Sunday’s mini-plenary session “Social Justice—From Here to 2030” of the first-ever Council on Foundations annual conference Social Justice track was a breath of fresh air for many folks who have long wanted to make social justice a more explicit part of our collegial conversation.
The moderator was Gara LaMarche, fresh off his closing plenary address at the Emerging Practitioners in Philanthropy National Conference. (Gara, my latest Facebook friend, should be made an honorary millennial for his zeal for technology and obvious fluency with social networking tools.)
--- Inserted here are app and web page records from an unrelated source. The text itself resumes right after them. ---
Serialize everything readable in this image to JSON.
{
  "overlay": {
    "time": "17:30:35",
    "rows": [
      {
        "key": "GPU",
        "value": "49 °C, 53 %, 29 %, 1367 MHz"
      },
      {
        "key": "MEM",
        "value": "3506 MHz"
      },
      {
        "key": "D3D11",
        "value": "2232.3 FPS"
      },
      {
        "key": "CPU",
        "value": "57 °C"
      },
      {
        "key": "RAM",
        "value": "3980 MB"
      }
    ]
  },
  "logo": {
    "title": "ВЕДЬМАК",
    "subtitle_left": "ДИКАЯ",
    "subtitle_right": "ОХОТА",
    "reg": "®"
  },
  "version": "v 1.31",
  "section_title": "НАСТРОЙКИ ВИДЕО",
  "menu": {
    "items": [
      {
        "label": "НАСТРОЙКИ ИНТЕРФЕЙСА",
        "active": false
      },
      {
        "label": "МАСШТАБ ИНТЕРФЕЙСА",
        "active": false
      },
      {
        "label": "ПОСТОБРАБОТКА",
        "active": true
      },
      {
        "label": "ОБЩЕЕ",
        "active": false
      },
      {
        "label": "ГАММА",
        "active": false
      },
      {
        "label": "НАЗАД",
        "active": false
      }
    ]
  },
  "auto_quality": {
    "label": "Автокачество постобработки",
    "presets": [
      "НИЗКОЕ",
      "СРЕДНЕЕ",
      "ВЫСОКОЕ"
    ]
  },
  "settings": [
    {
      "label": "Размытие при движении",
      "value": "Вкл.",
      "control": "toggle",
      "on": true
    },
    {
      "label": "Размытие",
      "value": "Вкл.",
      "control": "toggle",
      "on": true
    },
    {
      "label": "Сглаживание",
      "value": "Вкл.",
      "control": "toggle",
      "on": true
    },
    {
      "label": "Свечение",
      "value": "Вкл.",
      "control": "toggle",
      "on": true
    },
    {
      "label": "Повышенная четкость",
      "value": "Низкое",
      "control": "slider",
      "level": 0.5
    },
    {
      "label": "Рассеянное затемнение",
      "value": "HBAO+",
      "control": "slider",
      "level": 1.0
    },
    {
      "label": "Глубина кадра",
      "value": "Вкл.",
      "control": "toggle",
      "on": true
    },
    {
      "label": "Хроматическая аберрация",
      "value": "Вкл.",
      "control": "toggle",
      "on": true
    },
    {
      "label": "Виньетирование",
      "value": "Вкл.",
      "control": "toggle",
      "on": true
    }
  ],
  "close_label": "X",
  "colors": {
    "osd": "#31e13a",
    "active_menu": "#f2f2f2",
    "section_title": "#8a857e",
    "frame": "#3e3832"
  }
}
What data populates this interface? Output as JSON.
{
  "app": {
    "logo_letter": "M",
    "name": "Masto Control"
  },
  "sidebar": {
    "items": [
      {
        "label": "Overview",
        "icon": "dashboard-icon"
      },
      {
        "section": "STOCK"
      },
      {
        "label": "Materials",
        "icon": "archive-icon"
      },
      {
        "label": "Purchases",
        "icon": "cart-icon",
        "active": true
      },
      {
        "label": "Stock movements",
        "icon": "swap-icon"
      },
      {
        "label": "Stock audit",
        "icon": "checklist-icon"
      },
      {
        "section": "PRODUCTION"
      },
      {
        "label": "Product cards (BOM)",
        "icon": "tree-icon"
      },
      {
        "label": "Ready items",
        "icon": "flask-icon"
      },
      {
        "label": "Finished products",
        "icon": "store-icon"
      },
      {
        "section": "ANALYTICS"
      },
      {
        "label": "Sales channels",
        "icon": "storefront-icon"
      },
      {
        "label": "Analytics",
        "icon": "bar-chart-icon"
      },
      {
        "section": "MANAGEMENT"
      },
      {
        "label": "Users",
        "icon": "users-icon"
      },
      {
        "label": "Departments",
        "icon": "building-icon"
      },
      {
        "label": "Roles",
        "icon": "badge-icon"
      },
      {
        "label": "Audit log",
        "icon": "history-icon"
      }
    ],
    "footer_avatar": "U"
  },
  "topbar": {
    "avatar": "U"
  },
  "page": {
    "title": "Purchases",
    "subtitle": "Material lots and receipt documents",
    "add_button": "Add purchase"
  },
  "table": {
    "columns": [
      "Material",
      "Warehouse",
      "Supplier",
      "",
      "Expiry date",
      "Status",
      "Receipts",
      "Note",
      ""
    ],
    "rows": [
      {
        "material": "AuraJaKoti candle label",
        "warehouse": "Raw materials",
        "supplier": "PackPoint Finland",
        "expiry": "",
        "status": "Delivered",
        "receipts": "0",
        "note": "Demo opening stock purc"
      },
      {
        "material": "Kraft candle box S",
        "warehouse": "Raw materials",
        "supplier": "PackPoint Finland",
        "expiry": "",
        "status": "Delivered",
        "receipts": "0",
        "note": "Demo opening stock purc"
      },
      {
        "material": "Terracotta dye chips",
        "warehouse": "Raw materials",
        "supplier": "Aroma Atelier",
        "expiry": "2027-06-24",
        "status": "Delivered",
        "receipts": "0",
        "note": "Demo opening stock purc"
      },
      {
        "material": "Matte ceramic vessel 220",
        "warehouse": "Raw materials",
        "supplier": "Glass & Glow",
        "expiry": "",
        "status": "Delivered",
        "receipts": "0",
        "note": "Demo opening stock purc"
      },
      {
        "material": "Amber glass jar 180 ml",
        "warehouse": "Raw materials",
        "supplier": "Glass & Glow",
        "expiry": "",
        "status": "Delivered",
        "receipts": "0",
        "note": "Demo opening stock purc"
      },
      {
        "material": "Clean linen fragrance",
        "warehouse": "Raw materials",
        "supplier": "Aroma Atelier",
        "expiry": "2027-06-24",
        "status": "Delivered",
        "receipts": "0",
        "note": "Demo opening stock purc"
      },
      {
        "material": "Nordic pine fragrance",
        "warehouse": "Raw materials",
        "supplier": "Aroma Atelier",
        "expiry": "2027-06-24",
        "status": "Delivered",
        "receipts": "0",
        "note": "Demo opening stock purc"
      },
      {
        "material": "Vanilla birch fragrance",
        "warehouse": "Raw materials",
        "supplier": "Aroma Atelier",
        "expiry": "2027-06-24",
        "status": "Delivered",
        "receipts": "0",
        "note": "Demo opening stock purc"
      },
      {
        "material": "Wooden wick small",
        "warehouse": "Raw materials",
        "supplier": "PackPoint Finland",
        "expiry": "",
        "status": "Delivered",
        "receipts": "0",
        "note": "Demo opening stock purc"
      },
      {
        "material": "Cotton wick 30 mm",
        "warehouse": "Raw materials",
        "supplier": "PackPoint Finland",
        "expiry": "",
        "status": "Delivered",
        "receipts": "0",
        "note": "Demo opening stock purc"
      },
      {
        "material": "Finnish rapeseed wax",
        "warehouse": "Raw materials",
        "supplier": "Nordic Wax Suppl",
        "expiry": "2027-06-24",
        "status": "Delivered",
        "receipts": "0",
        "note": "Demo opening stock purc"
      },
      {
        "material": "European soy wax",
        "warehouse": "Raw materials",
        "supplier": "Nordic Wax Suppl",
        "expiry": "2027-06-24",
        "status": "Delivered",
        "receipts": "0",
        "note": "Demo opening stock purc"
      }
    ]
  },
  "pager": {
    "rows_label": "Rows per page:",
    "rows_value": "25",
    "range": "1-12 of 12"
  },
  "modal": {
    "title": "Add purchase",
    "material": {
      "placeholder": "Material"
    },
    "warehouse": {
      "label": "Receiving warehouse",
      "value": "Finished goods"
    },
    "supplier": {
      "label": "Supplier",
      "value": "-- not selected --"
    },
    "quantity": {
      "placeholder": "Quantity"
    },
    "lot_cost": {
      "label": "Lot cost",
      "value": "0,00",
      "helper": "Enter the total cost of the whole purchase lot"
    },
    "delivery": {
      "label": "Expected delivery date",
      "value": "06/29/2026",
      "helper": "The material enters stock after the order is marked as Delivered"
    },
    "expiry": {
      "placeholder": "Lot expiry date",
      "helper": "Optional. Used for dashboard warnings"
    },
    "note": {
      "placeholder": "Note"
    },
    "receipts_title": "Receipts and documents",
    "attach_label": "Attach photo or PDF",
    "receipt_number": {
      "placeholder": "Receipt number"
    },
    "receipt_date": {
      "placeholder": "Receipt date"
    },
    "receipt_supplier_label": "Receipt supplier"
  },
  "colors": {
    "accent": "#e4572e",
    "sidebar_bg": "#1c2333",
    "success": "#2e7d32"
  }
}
My initial big draw to this session was green movement rockstar and Green for All founder Van Jones (don’t try to deny it, it was for you, too!). Turns out, Van was only one of nine bright lights on stage, part of an incredible lineup of passionate and brilliant activists, advocates, and philanthropy folks. Any one of them would have made a terrific plenary speaker, and hats off to Council on Foundations and session designers for convening such an inspiring group. All had varying views of what social justice meant to them.
Van, who is “hanging out at Princeton” after an all-too-brief stint in the Obama administration, believes it is enshrined in the Pledge of Allegiance: “liberty and justice for all.” Deepak Bhargava of the Center for Community Change believes the three pillars of social justice philanthropy are:
This session was packed with thought-provoking conversation, but I’ll hit a few highlights that stood out for me:
The panel offered advice to funders wanting to support social justice:
There was also a heated discussion of the use of metrics in the social justice field. Is it appropriate or fruitful to use metrics to measure social progress? Kumi said that social justice is a process, not the delivery of a set of products. Akwasi shared that in his native Ashanti, the word for measurement is both a quantitative and qualitative concept, and that we should look beyond the numbers to determine what the new narrative or story or reality is. Eboo Patel of the Interfaith Youth Core urged us all to focus on the bigger picture of determining what success looks like. What are the strategies to get to it, how long will it take to reasonably get there, and what will it cost?
Keep looking for the blue “SJ” symbol for more great sessions in this vein throughout the annual conference!
Caroline Altman Smith is the program officer at The Kresge Foundation and board chair of Emerging Practitioners in Philanthropy.